Would you restate, word for word, only the lines starting at the one with "Output a JSON" and ending with the final line of the entries below? Pictures stay out.

#### EXERCISE INPUTS
§ §

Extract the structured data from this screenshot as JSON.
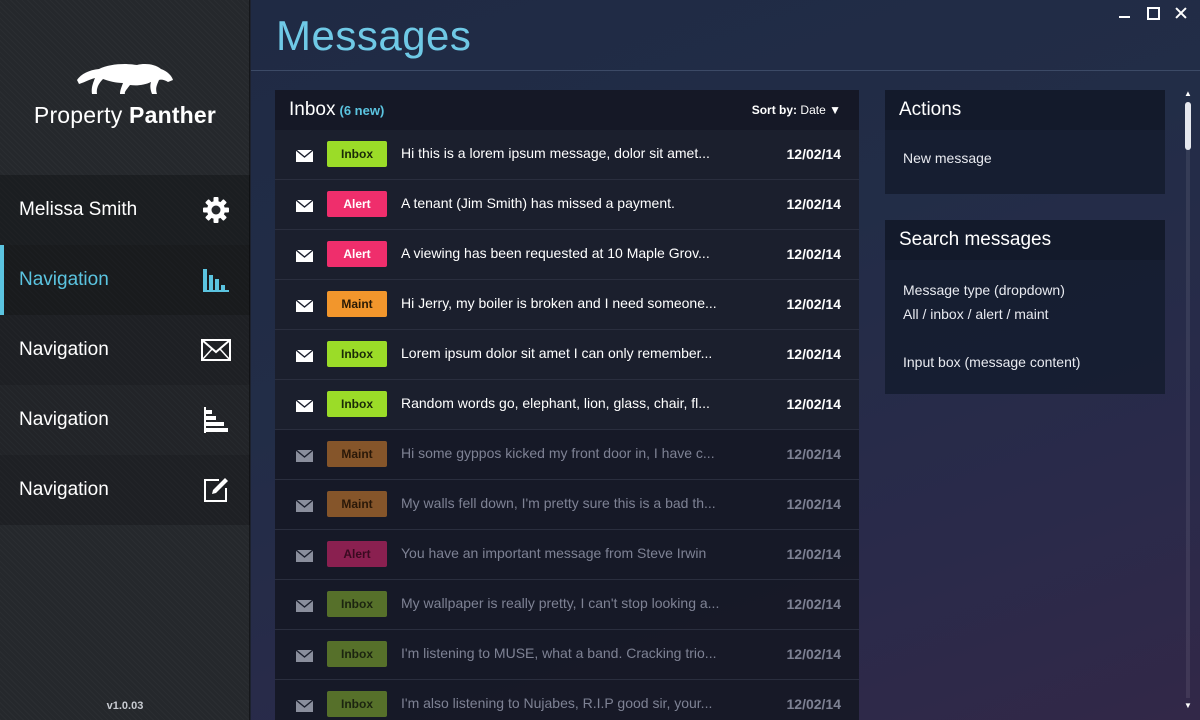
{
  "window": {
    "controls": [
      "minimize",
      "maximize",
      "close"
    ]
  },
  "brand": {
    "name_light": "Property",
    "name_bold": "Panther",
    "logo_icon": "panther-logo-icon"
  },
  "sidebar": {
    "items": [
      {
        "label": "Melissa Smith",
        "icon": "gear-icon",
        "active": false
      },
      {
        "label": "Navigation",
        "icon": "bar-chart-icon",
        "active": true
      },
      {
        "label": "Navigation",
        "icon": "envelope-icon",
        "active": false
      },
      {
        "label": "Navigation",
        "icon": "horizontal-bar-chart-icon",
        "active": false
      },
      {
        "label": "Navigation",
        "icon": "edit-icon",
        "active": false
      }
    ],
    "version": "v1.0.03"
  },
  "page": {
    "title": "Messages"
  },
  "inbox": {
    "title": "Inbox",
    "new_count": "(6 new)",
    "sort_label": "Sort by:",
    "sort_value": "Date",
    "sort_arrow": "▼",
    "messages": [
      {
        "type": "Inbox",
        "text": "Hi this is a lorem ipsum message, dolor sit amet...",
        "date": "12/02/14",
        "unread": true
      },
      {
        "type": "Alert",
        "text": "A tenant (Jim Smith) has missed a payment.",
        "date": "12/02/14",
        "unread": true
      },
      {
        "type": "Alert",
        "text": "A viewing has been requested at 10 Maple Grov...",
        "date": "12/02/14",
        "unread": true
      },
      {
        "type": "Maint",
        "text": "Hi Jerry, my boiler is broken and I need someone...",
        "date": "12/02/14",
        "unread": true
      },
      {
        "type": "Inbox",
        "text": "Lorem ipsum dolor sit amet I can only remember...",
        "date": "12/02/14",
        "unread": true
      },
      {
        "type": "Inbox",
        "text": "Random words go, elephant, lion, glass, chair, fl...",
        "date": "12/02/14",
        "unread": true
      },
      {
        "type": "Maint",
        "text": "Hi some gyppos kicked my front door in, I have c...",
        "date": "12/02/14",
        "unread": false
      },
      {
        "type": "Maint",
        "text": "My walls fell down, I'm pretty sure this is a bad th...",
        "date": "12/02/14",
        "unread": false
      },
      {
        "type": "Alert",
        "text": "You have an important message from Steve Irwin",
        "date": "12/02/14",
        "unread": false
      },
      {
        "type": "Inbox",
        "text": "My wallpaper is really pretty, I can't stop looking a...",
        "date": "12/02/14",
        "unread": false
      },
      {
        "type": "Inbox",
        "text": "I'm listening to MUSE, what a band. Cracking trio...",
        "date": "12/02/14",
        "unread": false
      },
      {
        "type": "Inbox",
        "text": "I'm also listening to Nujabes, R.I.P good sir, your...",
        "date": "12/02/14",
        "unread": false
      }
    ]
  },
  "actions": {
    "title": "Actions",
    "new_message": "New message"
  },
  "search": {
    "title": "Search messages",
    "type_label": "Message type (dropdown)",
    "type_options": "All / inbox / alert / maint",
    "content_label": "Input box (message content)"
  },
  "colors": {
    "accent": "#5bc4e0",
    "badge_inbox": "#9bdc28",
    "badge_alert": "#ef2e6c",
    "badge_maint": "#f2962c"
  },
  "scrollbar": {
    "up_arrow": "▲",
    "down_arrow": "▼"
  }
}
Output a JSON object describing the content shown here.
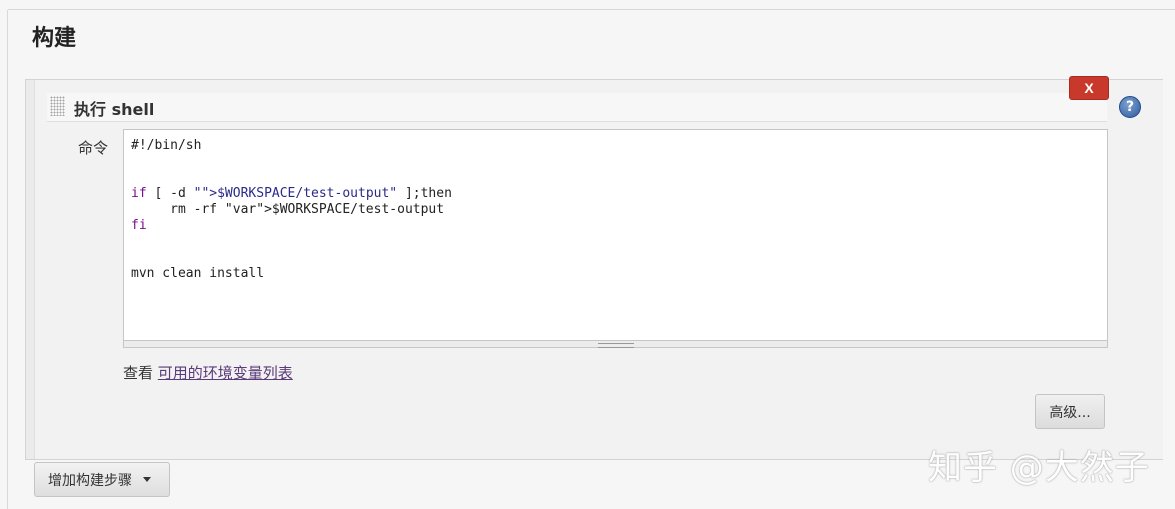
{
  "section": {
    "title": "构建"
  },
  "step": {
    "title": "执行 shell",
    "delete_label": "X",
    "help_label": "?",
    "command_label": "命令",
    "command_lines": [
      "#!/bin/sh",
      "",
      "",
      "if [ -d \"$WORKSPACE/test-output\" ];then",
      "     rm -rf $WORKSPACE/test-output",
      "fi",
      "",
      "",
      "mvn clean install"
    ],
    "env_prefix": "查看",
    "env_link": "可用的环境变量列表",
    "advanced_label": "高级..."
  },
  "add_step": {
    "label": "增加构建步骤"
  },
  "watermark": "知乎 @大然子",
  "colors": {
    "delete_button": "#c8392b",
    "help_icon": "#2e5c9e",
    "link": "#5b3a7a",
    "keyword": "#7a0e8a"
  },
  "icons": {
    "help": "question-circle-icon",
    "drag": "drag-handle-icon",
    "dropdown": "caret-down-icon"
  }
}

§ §

#### OUTPUT OF THE EXERCISE
Output a JSON object describing the content shown here.
{
  "section": {
    "title": "构建"
  },
  "step": {
    "title": "执行 shell",
    "delete_label": "X",
    "help_label": "?",
    "command_label": "命令",
    "command_lines": [
      "#!/bin/sh",
      "",
      "",
      "if [ -d \"$WORKSPACE/test-output\" ];then",
      "     rm -rf $WORKSPACE/test-output",
      "fi",
      "",
      "",
      "mvn clean install"
    ],
    "env_prefix": "查看",
    "env_link": "可用的环境变量列表",
    "advanced_label": "高级..."
  },
  "add_step": {
    "label": "增加构建步骤"
  },
  "watermark": "知乎 @大然子",
  "colors": {
    "delete_button": "#c8392b",
    "help_icon": "#2e5c9e",
    "link": "#5b3a7a",
    "keyword": "#7a0e8a"
  },
  "icons": {
    "help": "question-circle-icon",
    "drag": "drag-handle-icon",
    "dropdown": "caret-down-icon"
  }
}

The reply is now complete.